The Financial Stability Oversight Council (Council) unanimously approved its 2021 annual report.  The 2021 annual report describes activities of the Council over the year, as the U.S. economy has continued to rebound from the disruptions caused by the COVID-19 pandemic. Monetary and fiscal policy, substantial progress in vaccinations, and broadly accommodative financing conditions have together supported this recovery and bolstered the financial condition of households and businesses. Additionally, the Council’s annual report describes significant financial market and regulatory developments, potential emerging threats to U.S. financial stability, and recommendations to promote U.S. financial stability.  

“The Financial Stability Oversight Council’s annual report analyzes past episodes of financial turmoil to understand weak points in our financial system.  It also reviews the actions taken by the Council to strengthen our financial system, with one eye on the past and one on the future. In the coming year, the Council will continue to monitor threats to financial stability and take concrete action where appropriate.”  

Secretary of the Treasury Janet L. Yellen

The Council’s recommendations in the annual report include the following, among others:

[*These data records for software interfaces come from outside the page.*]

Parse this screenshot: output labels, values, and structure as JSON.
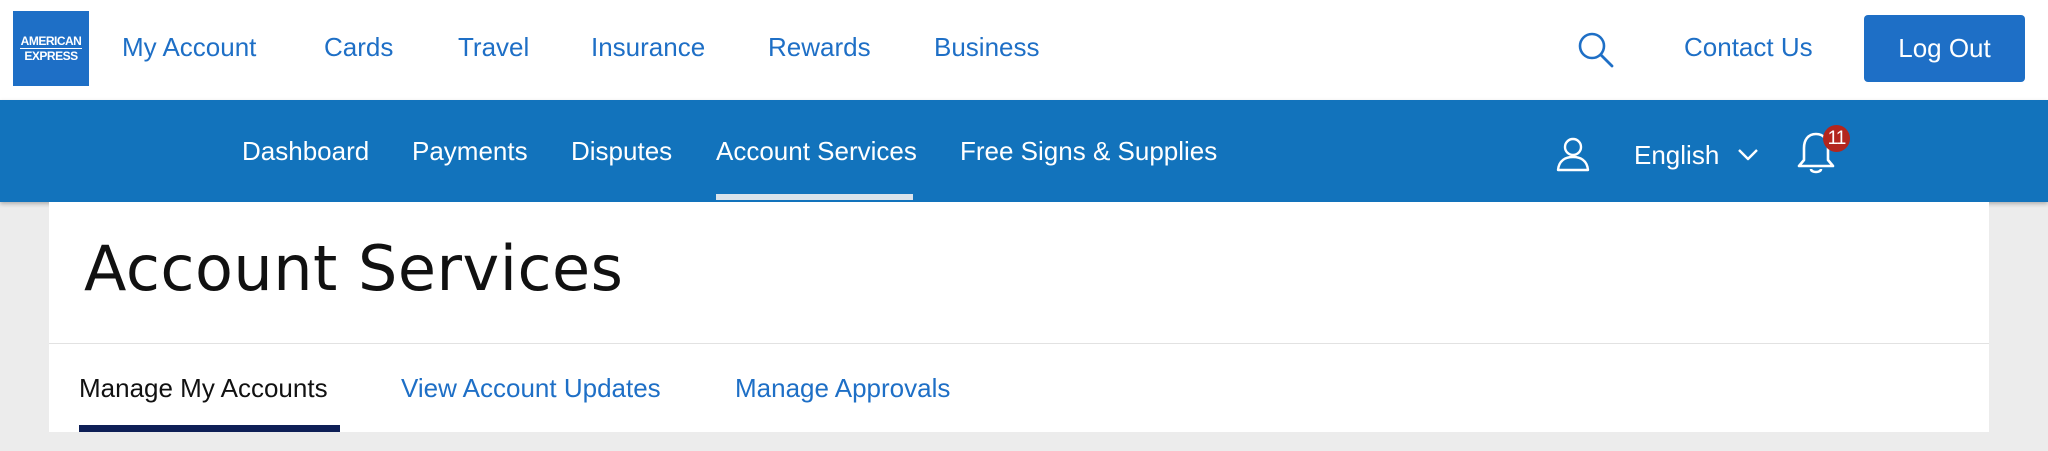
{
  "brand": {
    "logo_line1": "AMERICAN",
    "logo_line2": "EXPRESS"
  },
  "header": {
    "nav": [
      {
        "label": "My Account"
      },
      {
        "label": "Cards"
      },
      {
        "label": "Travel"
      },
      {
        "label": "Insurance"
      },
      {
        "label": "Rewards"
      },
      {
        "label": "Business"
      }
    ],
    "search_icon": "search-icon",
    "contact_label": "Contact Us",
    "logout_label": "Log Out"
  },
  "subnav": {
    "items": [
      {
        "label": "Dashboard"
      },
      {
        "label": "Payments"
      },
      {
        "label": "Disputes"
      },
      {
        "label": "Account Services"
      },
      {
        "label": "Free Signs & Supplies"
      }
    ],
    "active_item": "Account Services",
    "profile_icon": "user-icon",
    "language": "English",
    "notification_icon": "bell-icon",
    "notification_count": "11"
  },
  "main": {
    "title": "Account Services",
    "tabs": [
      {
        "label": "Manage My Accounts"
      },
      {
        "label": "View Account Updates"
      },
      {
        "label": "Manage Approvals"
      }
    ],
    "active_tab": "Manage My Accounts"
  },
  "colors": {
    "brand_blue": "#1e6fc6",
    "subnav_blue": "#1273bc",
    "active_tab_underline": "#0e1f56",
    "badge_red": "#b3261e",
    "page_background": "#ececec"
  }
}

  • Climate-related Financial Risk: The Council recognizes the critical importance of taking prompt action to improve the availability of data and measurement tools, enhance assessments of climate-related financial risks and vulnerabilities, and incorporate climate-related risks into risk management practices and supervisory expectations for regulated entities, where appropriate.  In addition, financial regulators, consistent with their mandates and authorities, should promote consistent, comparable, and decision-useful disclosures that allow investors and financial institutions to take climate-related financial risks into account in their investment and lending decisions.  Through these actions, financial regulators can both promote financial-sector resilience and help the financial system support an orderly economy-wide transition to net-zero emissions.

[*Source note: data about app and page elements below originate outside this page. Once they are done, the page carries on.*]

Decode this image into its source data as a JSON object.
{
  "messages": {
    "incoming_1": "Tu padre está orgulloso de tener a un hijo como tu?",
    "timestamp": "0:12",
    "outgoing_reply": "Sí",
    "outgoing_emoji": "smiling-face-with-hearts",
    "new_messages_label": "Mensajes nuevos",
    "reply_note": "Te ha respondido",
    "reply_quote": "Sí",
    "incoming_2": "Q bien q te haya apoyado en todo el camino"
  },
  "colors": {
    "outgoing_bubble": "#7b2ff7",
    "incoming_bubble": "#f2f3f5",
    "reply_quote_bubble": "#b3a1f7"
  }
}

  • Digital Assets: The Council recommends that federal and state regulators continue to examine risks to the financial system posed by new and emerging uses of digital assets and coordinate to address potential issues that arise from digital assets.  The Council recommends that member agencies consider the recommendations in the Report on Stablecoins published by the President’s Working Group on Financial Markets, the Federal Deposit Insurance Corporation, and the Office of the Comptroller of the Currency on November 1, 2021 (PWG Report).  The Council will further assess and monitor the potential risks of stablecoins and recommends that its members consider appropriate actions within each member’s jurisdiction to address those risks while continuing to coordinate and collaborate on issues of common interest.  The Council will also be prepared to consider steps available to it to address risks outlined in the PWG Report in the event comprehensive legislation is not enacted.

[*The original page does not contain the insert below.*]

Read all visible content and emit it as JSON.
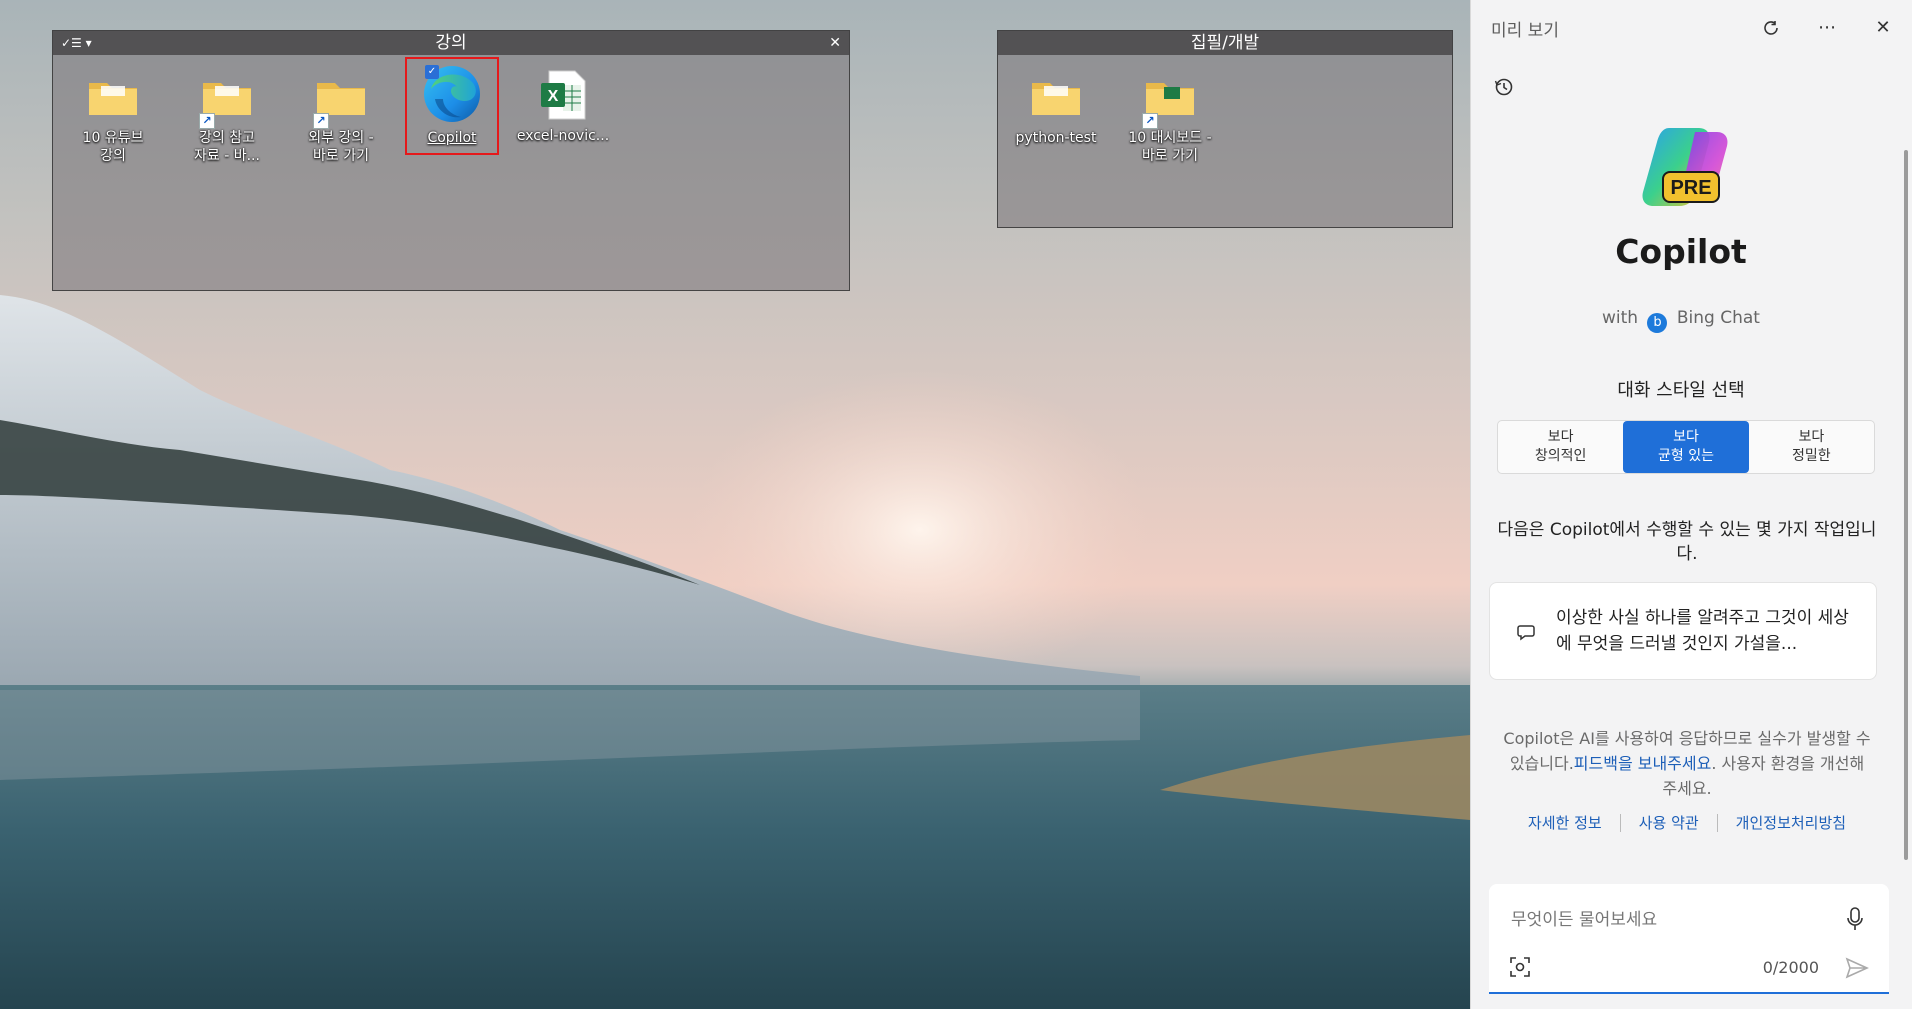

  • LIBOR Transition: Market participants should act with urgency to address their existing LIBOR exposures and transition to robust and sustainable alternative rates.  The Council commends the efforts of the Alternative Reference Rates Committee and recommends that it continue to facilitate an orderly transition to alternative reference rates.  Member agencies should determine whether regulatory relief is necessary to encourage market participants to address legacy LIBOR portfolios.  Member agencies should also continue to use their supervisory authority to understand the status of regulated entities’ transition from LIBOR, including their legacy LIBOR exposure and plans to address that exposure.

  • Cybersecurity: The Council recommends that federal and state agencies continue to monitor cybersecurity risks and conduct cybersecurity examinations of financial institutions and financial infrastructures to ensure, among other things, robust and comprehensive cybersecurity monitoring, especially in light of new risks posed by the pandemic, ransomware incidents, and supply chain attacks.

The annual report 2021 of the Financial Stability Oversight Council is available here.

The Council provided more detailed recommendations to Council members in its Report on Climate-Related Financial Risk dated October 2021, available here.

“According to the National Oceanic and Atmospheric Administration’s (NOAA’s) National Centers for Environmental Information (NCEI), 2020 was a “historic year of extremes” for the United States. The year 2020 witnessed 22 billion-dollar-or-greater weather and climate disasters, a record number of such events, which caused a combined $95 billion in damages. Moreover, the 2020 experience reflected a long-running trend, as the frequency and costs of severe weather-related events have been rising over the last two decades. This trend reflects the impact of climate change, as well as other factors, such as increased economic development in high-risk areas.”

Source: FSOC